The New copy of this book will include any supplemental materials advertised. Please check the title of the book to determine if it should include any access cards, study guides, lab manuals, CDs, etc.
The Used and Rental copies of this book are not guaranteed to include any supplemental materials. Typically, only the book itself is included. This is true even if the title states it includes any access cards, study guides, lab manuals, CDs, etc.
Written over the course of twenty-one years and published in 1966, Wide Sargasso Sea, based on Charlotte Bronte's Jane Eyre, takes place in Jamaica and Dominica in 1839-45. Textual notes illuminate the novel's historical background, regional references, and the non-translated Creole and French phrases necessary to fully understand this powerful story. Backgrounds includes a wealth of material on the novel's long evolution, it connections to Jane Eyre, and Rhys's biographical impressions of growing up in Dominica. Criticism introduces readers to the critical debates inspired by the novel with a Derek Walcott poem and eleven essays.
Jean Rhys achieved literary fame with her acclaimed novel Wide Sargasso Sea. The novel is a moving and beautiful account of the life of Antoinette Cosway, the fictional character who becomes the madwoman in the attic in Charlotte Bronte's Jane Eyre. Jean Rhys draws on her childhood memories of the Caribbean to create the magical, dangerous landscape of Wide Sargasso Sea, bringing to life a character who has haunted fiction readers for more than a century. Discussion Questions 1. As a child, Antoinette Cosway wonders why the nuns at the convent do not pray for happiness. When Antoinette and Mr. Rochester arrive at their house after their wedding and journey, they drink a toast with two tumblers of rum punch. Antoinette says, "to happiness." Why does happiness elude her? When is she happy and what happens to those moments of happiness? 2. Antoinette's childhood is heavily overcast by threat. What are the threats from outside her household? What are the threats from within? To whom and to what does she turn for protection? 3. What is the racial situation as Antoinette is growing up? What does it mean that she gets called "white cockroach" and "white nigger"? How well do Antoinette and her mother understand the mindset of recently liberated slaves? What about the outsiders like Mr. Mason and Mr. Rochester? 4. How does Antoinette's experience of her mother's rejection shape her life? Is Antoinette like her mother? Could she have escaped her inherited madness?
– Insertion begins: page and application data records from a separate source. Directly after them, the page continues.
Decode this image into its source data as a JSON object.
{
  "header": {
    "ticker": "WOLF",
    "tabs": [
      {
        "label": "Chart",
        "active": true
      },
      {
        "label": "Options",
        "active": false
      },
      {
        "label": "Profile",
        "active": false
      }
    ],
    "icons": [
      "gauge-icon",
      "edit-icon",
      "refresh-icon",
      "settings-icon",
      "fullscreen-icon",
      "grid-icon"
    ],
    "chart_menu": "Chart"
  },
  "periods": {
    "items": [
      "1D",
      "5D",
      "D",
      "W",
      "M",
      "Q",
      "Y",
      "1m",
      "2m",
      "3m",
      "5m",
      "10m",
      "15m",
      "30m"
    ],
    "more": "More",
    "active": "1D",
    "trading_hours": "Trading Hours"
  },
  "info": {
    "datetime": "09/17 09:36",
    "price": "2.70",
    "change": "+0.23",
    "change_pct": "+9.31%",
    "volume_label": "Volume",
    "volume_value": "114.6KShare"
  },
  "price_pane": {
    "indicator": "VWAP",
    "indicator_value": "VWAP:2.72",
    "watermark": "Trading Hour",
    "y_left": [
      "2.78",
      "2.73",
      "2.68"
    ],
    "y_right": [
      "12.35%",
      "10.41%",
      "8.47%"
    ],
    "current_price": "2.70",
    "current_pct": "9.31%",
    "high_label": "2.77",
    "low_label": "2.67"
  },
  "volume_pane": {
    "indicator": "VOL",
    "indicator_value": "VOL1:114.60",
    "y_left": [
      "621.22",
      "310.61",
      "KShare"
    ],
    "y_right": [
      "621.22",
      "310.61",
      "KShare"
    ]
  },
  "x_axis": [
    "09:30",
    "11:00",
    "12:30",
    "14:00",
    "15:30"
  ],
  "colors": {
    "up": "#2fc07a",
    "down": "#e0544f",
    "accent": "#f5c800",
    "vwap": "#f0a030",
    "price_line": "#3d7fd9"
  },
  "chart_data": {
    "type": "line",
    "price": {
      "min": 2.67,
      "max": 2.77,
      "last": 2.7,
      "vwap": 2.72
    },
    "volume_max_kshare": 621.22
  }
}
At what point is it too late? Is she really mad? 5. Sandi, Antoinette's cousin who is black, makes an appearance in each of the three sections of the novel. Were you surprised by Antoinette.